Sodium + Water à Sodium hydroxide + hydrogen 2Na (s) + H2O (l) --> 2NaOH (aq) + H2 (g)
Sodium also floats on the surface, but enough heat is given off to melt the sodium (sodium has a lower melting point than lithium and the reaction produces heat faster) and it melts almost at once to form a small silvery ball that dashes around the surface. A white trail of sodium hydroxide is seen in the water under the sodium, but this soon dissolves to give a colourless solution of sodium hydroxide.
Potassium + Water à Potassium hydroxide] 2K (s) + H2O (l) --> 2KOH(aq) + H2 (g)
Potassium behaves rather like sodium except that the reaction is faster and exothermic enough heat is given off to set light to the hydrogen. This time the normal hydrogen flame is contaminated by potassium compounds and so is coloured lilac (a faintly bluish pink).
Rubidium, caesium and francium are very explosive with water. Rubidium is denser than water and so sinks. It reacts violently and immediately, with everything spitting out of the container again. Rubidium hydroxide solution and hydrogen are formed. Caesium explodes on contact with water, quite possibly shattering the container. Caesium hydroxide and hydrogen are formed
Here are two videos showing the reactions between group 1 elements and water:
Alkali metals’ reducing power Alkali metals are powerful reducing agents. The tendency of alkali metals to act as strong reducing agents is evident from the fact that these metals can liberate H2 from H2 O and acids. The high valves of oxidation potential show that alkali metals can lose their valence electron quite readily and hence have a strong tendency to act as reducing agents.
SUMMARY OF THIS TOPIC:
Group 1 metals(alkali metals)-physical properties · Soft · Have low densities · Melting point of metals decrease down the group. · Boiling point of metals decrease down the group. · Densities of metals increase down the group.
Group 1 metals( alkali metals)-Reactions with water · All group 1 elements react vigorously with cold water.

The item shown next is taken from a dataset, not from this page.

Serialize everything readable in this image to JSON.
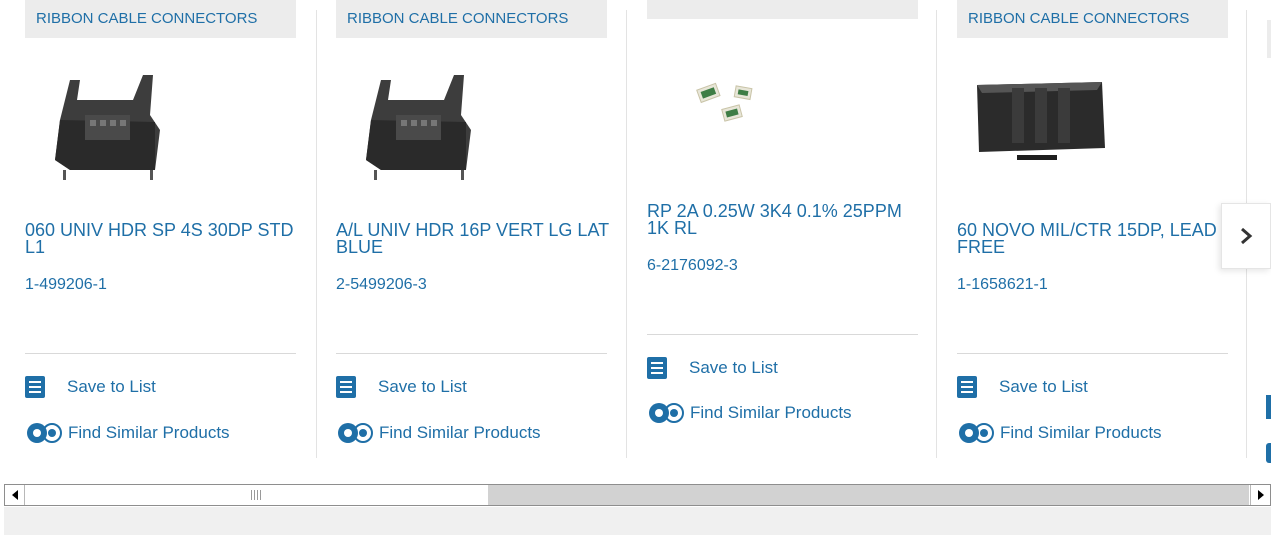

This means that a small amount of metal in a large amount of water will produce a large reaction. · All the group 1 elements react with water to produce a solution of metal hydroxide and hydrogen gas. · Equation for reaction of group 1 element with alkali is as follows:
2X(s) + 2H2O(l) --> 2XOH(aq) + H2(g) ( * X is any group 1 metal)
· Metals are more reactive down the group. · The more reactive the metal, the more vigorous the reaction (i.e. Li <>powerful reducing agents.